As you probably expect, Intel’s got a host of Haswell-based 4th Generation Core processors coming down the pipe. We’ll have more new to share with you soon regarding mobile and dual-core parts, but here’s a breakdown of the desktop quad-core parts that are on the immediate horizon.
This first batch of Core i5 processors all offer the same max Turbo frequency of 3.6GHz and feature the same on-die Intel HD 4600 series graphics as the Core i7-4770K we’ll be showing you here. Note, however, that the maximum graphics frequency of these Core i5 parts of 1150MHz is a full 100MHz below the 4770K. HyperThreading is not supported on the true quad-core chips, but it is on the dual-core Core i5-4570T (far right). TDPs range from 35w to 84w.

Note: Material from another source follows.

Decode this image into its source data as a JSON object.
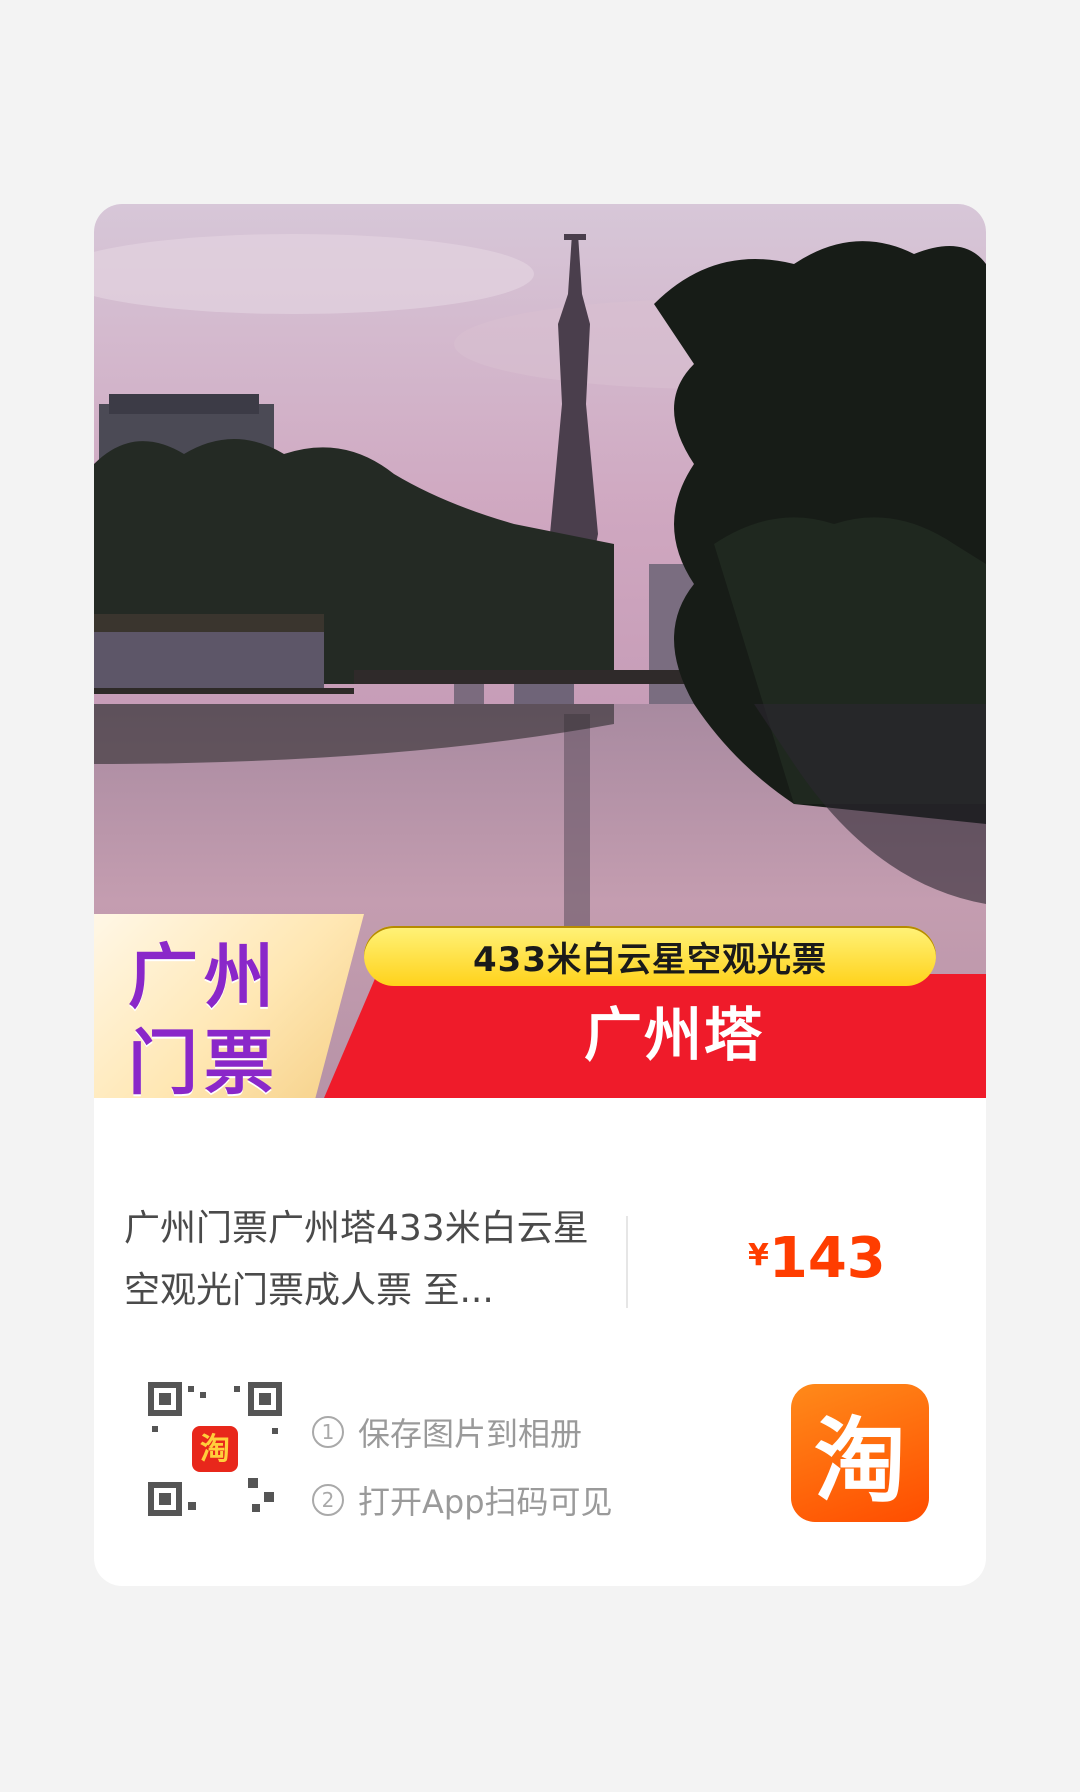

This next batch of Core i5 processors are all quad-core parts, with the same cache and graphics configurations. The only differences between these chips are their base and max Turbo frequencies and their test TDPs. The K-SKU is also fully unlocked for easier and more flexible overclocking. These processors also feature Intel HD 4600 series graphics, but with a maximum GPU frequency of 1200MHz.
And here we have Intel’s 4th Generation Core i7 processor line-up at launch. All of these processors are quad-core parts with support for HyperThreading. The Core i7-4770K is the enthusiast targeted product with unlocked multipliers, and for some inexplicable reason, vPro features disabled. Also note that the Core i7-4770R is the only chip here with Iris-branded graphics. The Core i7-4770R features Intel Iris Pro 5200 series graphics with a max GPU frequency of 1300MHz. The rest of the i7 desktop processors have Intel HD 4600 series graphics with support for max frequencies in the 1200MHz -1250MHz.
Intel will also be offering a single-chip 4th Generation Core processor with the CPU and PCH integrated into single BGA package. The 4th Gen Core Y-Processor line as it’ll be known will include 15W and 28W TDPs, with S0ix support, and supports LPDDR3 and DDR3L memory. These chips are designed for Ultra-Thin devices smaller form factors.